■ Instructions for the task:
No picture belongs in the copy. Repeat each line below exactly.

■ The data:

====

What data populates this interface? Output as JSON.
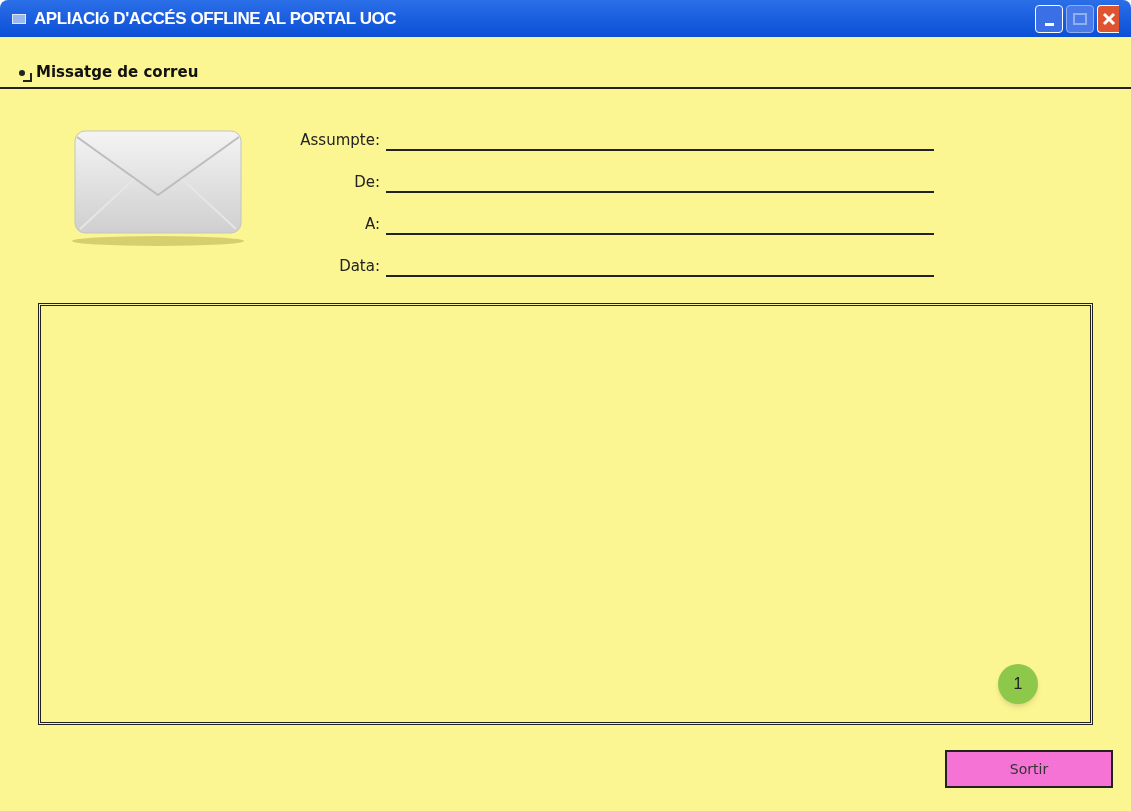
{
  "window": {
    "title": "APLIACIó D'ACCÉS OFFLINE AL PORTAL UOC"
  },
  "section": {
    "title": "Missatge de correu"
  },
  "fields": [
    {
      "label": "Assumpte:"
    },
    {
      "label": "De:"
    },
    {
      "label": "A:"
    },
    {
      "label": "Data:"
    }
  ],
  "message_area": {
    "badge": "1"
  },
  "buttons": [
    {
      "label": "Sortir"
    }
  ]
}
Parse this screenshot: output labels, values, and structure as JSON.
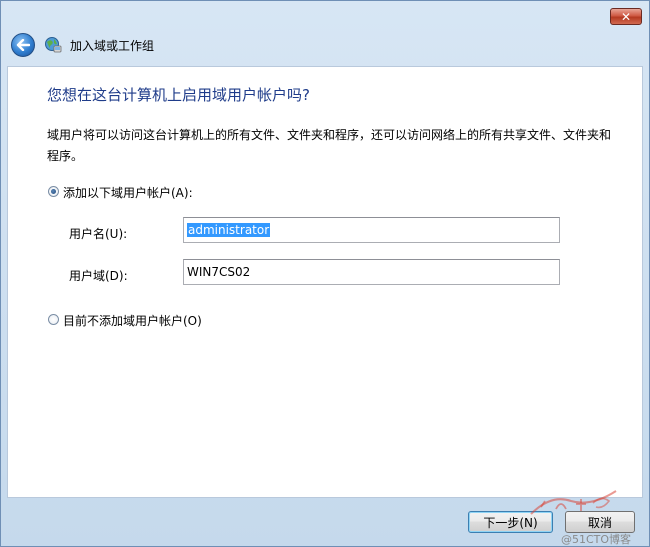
{
  "window": {
    "close_glyph": "✕"
  },
  "nav": {
    "title": "加入域或工作组",
    "back_icon": "back-arrow-icon",
    "title_icon": "network-globe-icon"
  },
  "page": {
    "heading": "您想在这台计算机上启用域用户帐户吗?",
    "description": "域用户将可以访问这台计算机上的所有文件、文件夹和程序，还可以访问网络上的所有共享文件、文件夹和程序。",
    "options": {
      "add": {
        "label": "添加以下域用户帐户(A):",
        "checked": true
      },
      "none": {
        "label": "目前不添加域用户帐户(O)",
        "checked": false
      }
    },
    "fields": {
      "username_label": "用户名(U):",
      "username_value": "administrator",
      "domain_label": "用户域(D):",
      "domain_value": "WIN7CS02"
    }
  },
  "footer": {
    "next_label": "下一步(N)",
    "cancel_label": "取消"
  },
  "watermark": {
    "text": "@51CTO博客"
  },
  "colors": {
    "heading": "#1f3c8a",
    "selection": "#3399ff"
  }
}
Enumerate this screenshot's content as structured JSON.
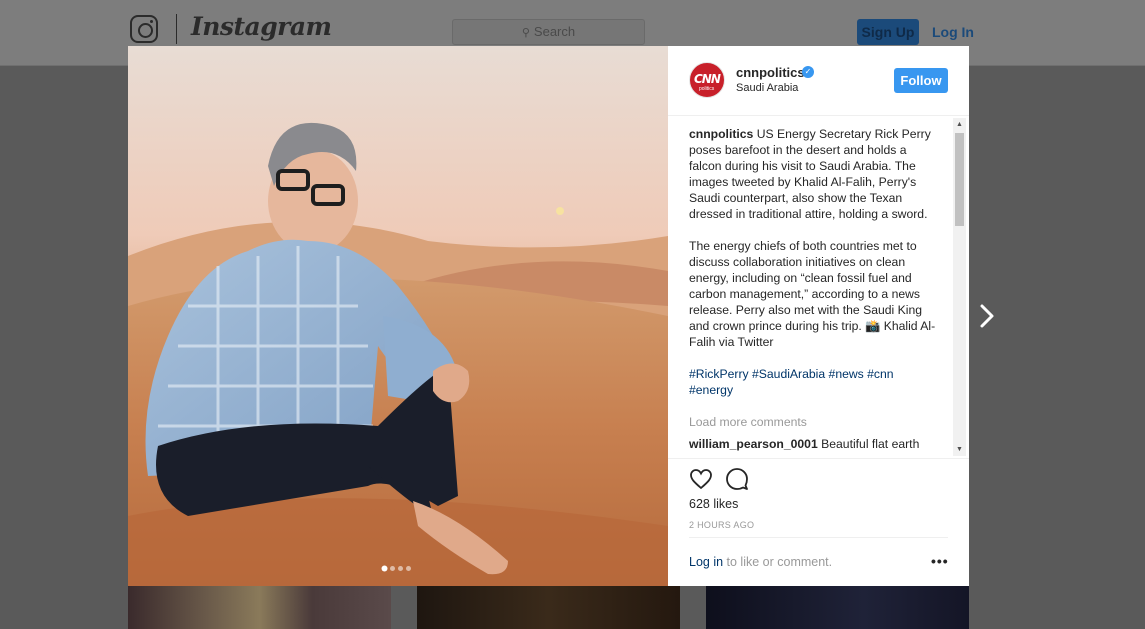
{
  "header": {
    "logo_text": "Instagram",
    "search_placeholder": "Search",
    "signup_label": "Sign Up",
    "login_label": "Log In"
  },
  "post": {
    "username": "cnnpolitics",
    "location": "Saudi Arabia",
    "follow_label": "Follow",
    "avatar_text": "CNN",
    "avatar_subtext": "politics",
    "caption_author": "cnnpolitics",
    "caption_p1": "US Energy Secretary Rick Perry poses barefoot in the desert and holds a falcon during his visit to Saudi Arabia. The images tweeted by Khalid Al-Falih, Perry's Saudi counterpart, also show the Texan dressed in traditional attire, holding a sword.",
    "caption_p2": "The energy chiefs of both countries met to discuss collaboration initiatives on clean energy, including on “clean fossil fuel and carbon management,” according to a news release. Perry also met with the Saudi King and crown prince during his trip. 📸 Khalid Al-Falih via Twitter",
    "hashtags": "#RickPerry #SaudiArabia #news #cnn #energy",
    "load_more": "Load more comments",
    "comment2_author": "william_pearson_0001",
    "comment2_text": "Beautiful flat earth",
    "likes": "628 likes",
    "time": "2 HOURS AGO",
    "login_link": "Log in",
    "login_rest": " to like or comment.",
    "more_label": "•••",
    "carousel": {
      "count": 4,
      "active": 0
    }
  },
  "icons": {
    "heart": "heart-icon",
    "comment": "comment-icon",
    "next": "chevron-right-icon",
    "verified": "verified-badge-icon",
    "search": "search-icon"
  },
  "colors": {
    "accent": "#3897f0",
    "link": "#003569",
    "muted": "#999999"
  }
}
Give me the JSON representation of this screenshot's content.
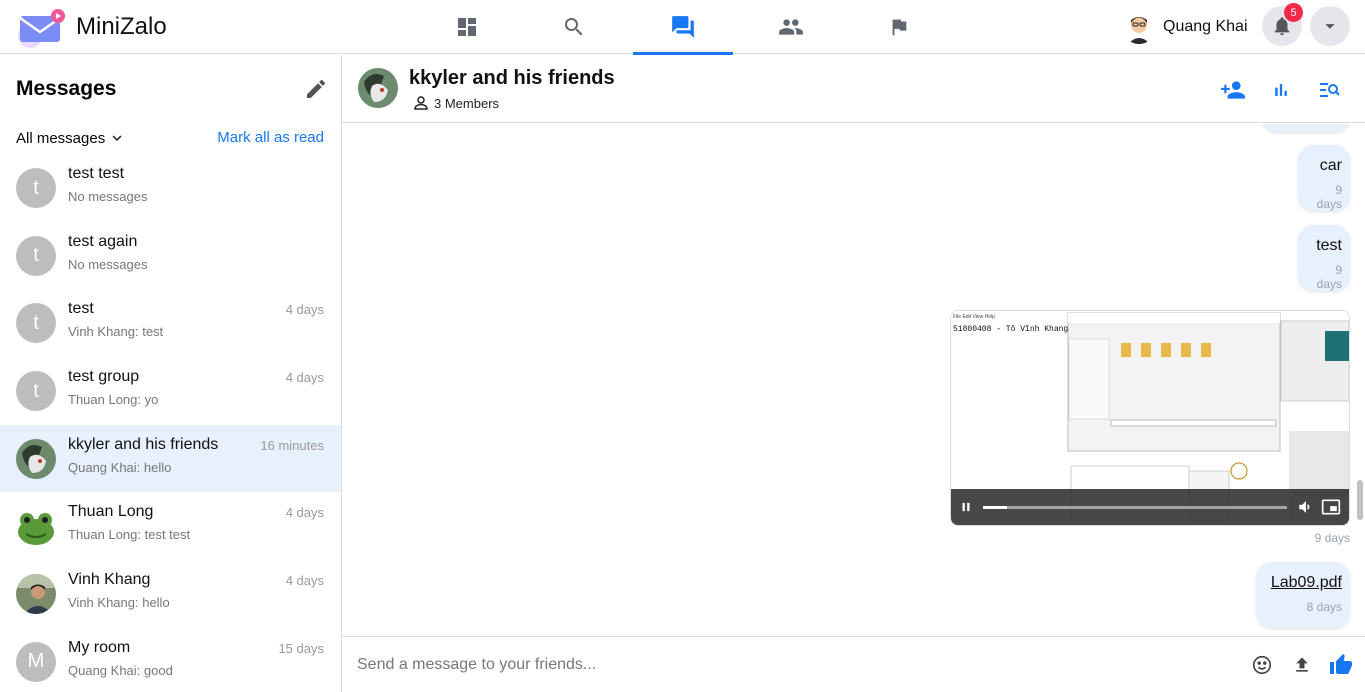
{
  "app": {
    "name": "MiniZalo"
  },
  "nav": {
    "tabs": [
      {
        "icon": "dashboard-icon"
      },
      {
        "icon": "search-icon"
      },
      {
        "icon": "chat-icon",
        "active": true
      },
      {
        "icon": "friends-icon"
      },
      {
        "icon": "flag-icon"
      }
    ],
    "user_name": "Quang Khai",
    "notification_count": "5"
  },
  "sidebar": {
    "title": "Messages",
    "filter_label": "All messages",
    "mark_all_read": "Mark all as read",
    "conversations": [
      {
        "initial": "t",
        "name": "test test",
        "last": "No messages",
        "time": ""
      },
      {
        "initial": "t",
        "name": "test again",
        "last": "No messages",
        "time": ""
      },
      {
        "initial": "t",
        "name": "test",
        "last": "Vinh Khang: test",
        "time": "4 days"
      },
      {
        "initial": "t",
        "name": "test group",
        "last": "Thuan Long: yo",
        "time": "4 days"
      },
      {
        "initial": "",
        "name": "kkyler and his friends",
        "last": "Quang Khai: hello",
        "time": "16 minutes",
        "active": true
      },
      {
        "initial": "",
        "name": "Thuan Long",
        "last": "Thuan Long: test test",
        "time": "4 days"
      },
      {
        "initial": "",
        "name": "Vinh Khang",
        "last": "Vinh Khang: hello",
        "time": "4 days"
      },
      {
        "initial": "M",
        "name": "My room",
        "last": "Quang Khai: good",
        "time": "15 days"
      }
    ]
  },
  "chat": {
    "title": "kkyler and his friends",
    "members": "3 Members",
    "messages": [
      {
        "type": "text",
        "text": "car",
        "time": "9 days"
      },
      {
        "type": "text",
        "text": "test",
        "time": "9 days"
      },
      {
        "type": "video",
        "time": "9 days",
        "progress": 0.08,
        "video_caption": "51800408 - Tô Vĩnh Khang"
      },
      {
        "type": "file",
        "text": "Lab09.pdf",
        "time": "8 days"
      }
    ],
    "composer_placeholder": "Send a message to your friends..."
  },
  "colors": {
    "accent": "#1877f2",
    "bubble": "#e7f0fd",
    "badge": "#f02849"
  }
}
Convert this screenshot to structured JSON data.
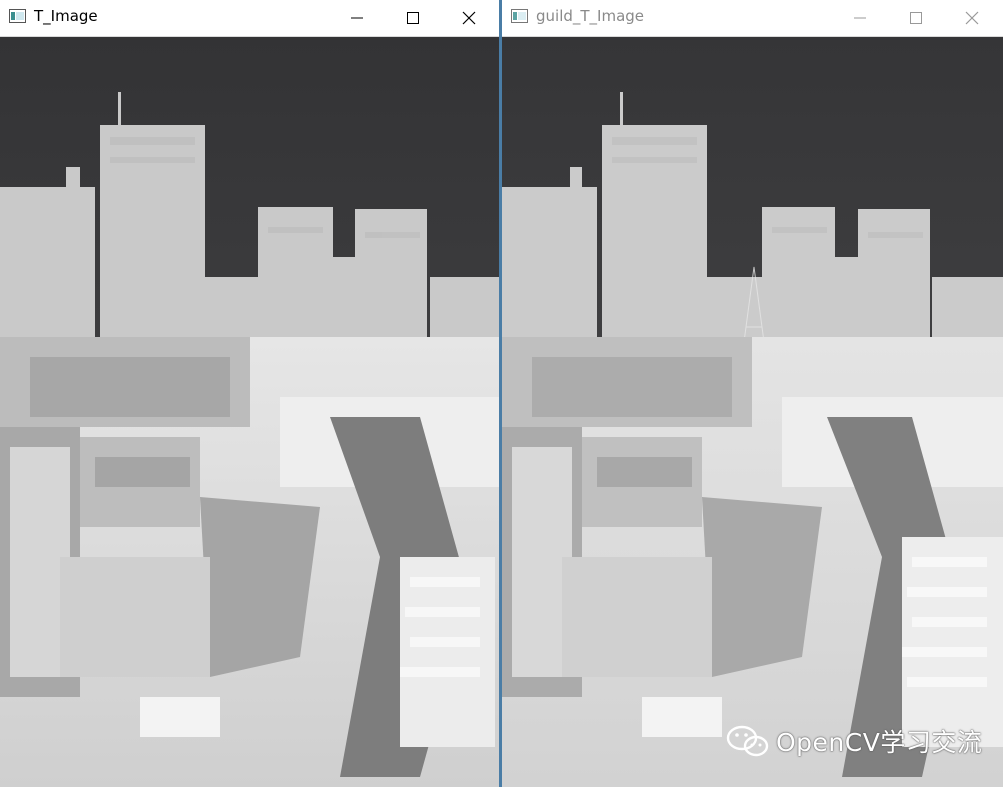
{
  "windows": [
    {
      "title": "T_Image",
      "active": true,
      "controls": {
        "minimize": "minimize-icon",
        "maximize": "maximize-icon",
        "close": "close-icon"
      }
    },
    {
      "title": "guild_T_Image",
      "active": false,
      "controls": {
        "minimize": "minimize-icon",
        "maximize": "maximize-icon",
        "close": "close-icon"
      }
    }
  ],
  "watermark": {
    "text": "OpenCV学习交流",
    "icon": "wechat-icon"
  },
  "colors": {
    "sky": "#3a3a3c",
    "buildings": "#d8d8d8",
    "highlight": "#f2f2f2",
    "inactive_title": "#8a8a8a",
    "divider": "#4a7da6"
  }
}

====

■ Exercise output:
What data populates this interface? Output as JSON.
{
  "window": {
    "title": "APLIACIó D'ACCÉS OFFLINE AL PORTAL UOC"
  },
  "section": {
    "title": "Missatge de correu"
  },
  "fields": [
    {
      "label": "Assumpte:"
    },
    {
      "label": "De:"
    },
    {
      "label": "A:"
    },
    {
      "label": "Data:"
    }
  ],
  "message_area": {
    "badge": "1"
  },
  "buttons": [
    {
      "label": "Sortir"
    }
  ]
}
Parse this screenshot: output labels, values, and structure as JSON.
{
  "window": {
    "close_glyph": "✕"
  },
  "nav": {
    "title": "加入域或工作组",
    "back_icon": "back-arrow-icon",
    "title_icon": "network-globe-icon"
  },
  "page": {
    "heading": "您想在这台计算机上启用域用户帐户吗?",
    "description": "域用户将可以访问这台计算机上的所有文件、文件夹和程序，还可以访问网络上的所有共享文件、文件夹和程序。",
    "options": {
      "add": {
        "label": "添加以下域用户帐户(A):",
        "checked": true
      },
      "none": {
        "label": "目前不添加域用户帐户(O)",
        "checked": false
      }
    },
    "fields": {
      "username_label": "用户名(U):",
      "username_value": "administrator",
      "domain_label": "用户域(D):",
      "domain_value": "WIN7CS02"
    }
  },
  "footer": {
    "next_label": "下一步(N)",
    "cancel_label": "取消"
  },
  "watermark": {
    "text": "@51CTO博客"
  },
  "colors": {
    "heading": "#1f3c8a",
    "selection": "#3399ff"
  }
}
Enumerate this screenshot's content as structured JSON.
{
  "header": {
    "logo_text": "Instagram",
    "search_placeholder": "Search",
    "signup_label": "Sign Up",
    "login_label": "Log In"
  },
  "post": {
    "username": "cnnpolitics",
    "location": "Saudi Arabia",
    "follow_label": "Follow",
    "avatar_text": "CNN",
    "avatar_subtext": "politics",
    "caption_author": "cnnpolitics",
    "caption_p1": "US Energy Secretary Rick Perry poses barefoot in the desert and holds a falcon during his visit to Saudi Arabia. The images tweeted by Khalid Al-Falih, Perry's Saudi counterpart, also show the Texan dressed in traditional attire, holding a sword.",
    "caption_p2": "The energy chiefs of both countries met to discuss collaboration initiatives on clean energy, including on “clean fossil fuel and carbon management,” according to a news release. Perry also met with the Saudi King and crown prince during his trip. 📸 Khalid Al-Falih via Twitter",
    "hashtags": "#RickPerry #SaudiArabia #news #cnn #energy",
    "load_more": "Load more comments",
    "comment2_author": "william_pearson_0001",
    "comment2_text": "Beautiful flat earth",
    "likes": "628 likes",
    "time": "2 HOURS AGO",
    "login_link": "Log in",
    "login_rest": " to like or comment.",
    "more_label": "•••",
    "carousel": {
      "count": 4,
      "active": 0
    }
  },
  "icons": {
    "heart": "heart-icon",
    "comment": "comment-icon",
    "next": "chevron-right-icon",
    "verified": "verified-badge-icon",
    "search": "search-icon"
  },
  "colors": {
    "accent": "#3897f0",
    "link": "#003569",
    "muted": "#999999"
  }
}
Give me the JSON representation of this screenshot's content.
{
  "app": {
    "name": "MiniZalo"
  },
  "nav": {
    "tabs": [
      {
        "icon": "dashboard-icon"
      },
      {
        "icon": "search-icon"
      },
      {
        "icon": "chat-icon",
        "active": true
      },
      {
        "icon": "friends-icon"
      },
      {
        "icon": "flag-icon"
      }
    ],
    "user_name": "Quang Khai",
    "notification_count": "5"
  },
  "sidebar": {
    "title": "Messages",
    "filter_label": "All messages",
    "mark_all_read": "Mark all as read",
    "conversations": [
      {
        "initial": "t",
        "name": "test test",
        "last": "No messages",
        "time": ""
      },
      {
        "initial": "t",
        "name": "test again",
        "last": "No messages",
        "time": ""
      },
      {
        "initial": "t",
        "name": "test",
        "last": "Vinh Khang: test",
        "time": "4 days"
      },
      {
        "initial": "t",
        "name": "test group",
        "last": "Thuan Long: yo",
        "time": "4 days"
      },
      {
        "initial": "",
        "name": "kkyler and his friends",
        "last": "Quang Khai: hello",
        "time": "16 minutes",
        "active": true
      },
      {
        "initial": "",
        "name": "Thuan Long",
        "last": "Thuan Long: test test",
        "time": "4 days"
      },
      {
        "initial": "",
        "name": "Vinh Khang",
        "last": "Vinh Khang: hello",
        "time": "4 days"
      },
      {
        "initial": "M",
        "name": "My room",
        "last": "Quang Khai: good",
        "time": "15 days"
      }
    ]
  },
  "chat": {
    "title": "kkyler and his friends",
    "members": "3 Members",
    "messages": [
      {
        "type": "text",
        "text": "car",
        "time": "9 days"
      },
      {
        "type": "text",
        "text": "test",
        "time": "9 days"
      },
      {
        "type": "video",
        "time": "9 days",
        "progress": 0.08,
        "video_caption": "51800408 - Tô Vĩnh Khang"
      },
      {
        "type": "file",
        "text": "Lab09.pdf",
        "time": "8 days"
      }
    ],
    "composer_placeholder": "Send a message to your friends..."
  },
  "colors": {
    "accent": "#1877f2",
    "bubble": "#e7f0fd",
    "badge": "#f02849"
  }
}
Convert this screenshot to structured JSON data.
{
  "windows": [
    {
      "title": "T_Image",
      "active": true,
      "controls": {
        "minimize": "minimize-icon",
        "maximize": "maximize-icon",
        "close": "close-icon"
      }
    },
    {
      "title": "guild_T_Image",
      "active": false,
      "controls": {
        "minimize": "minimize-icon",
        "maximize": "maximize-icon",
        "close": "close-icon"
      }
    }
  ],
  "watermark": {
    "text": "OpenCV学习交流",
    "icon": "wechat-icon"
  },
  "colors": {
    "sky": "#3a3a3c",
    "buildings": "#d8d8d8",
    "highlight": "#f2f2f2",
    "inactive_title": "#8a8a8a",
    "divider": "#4a7da6"
  }
}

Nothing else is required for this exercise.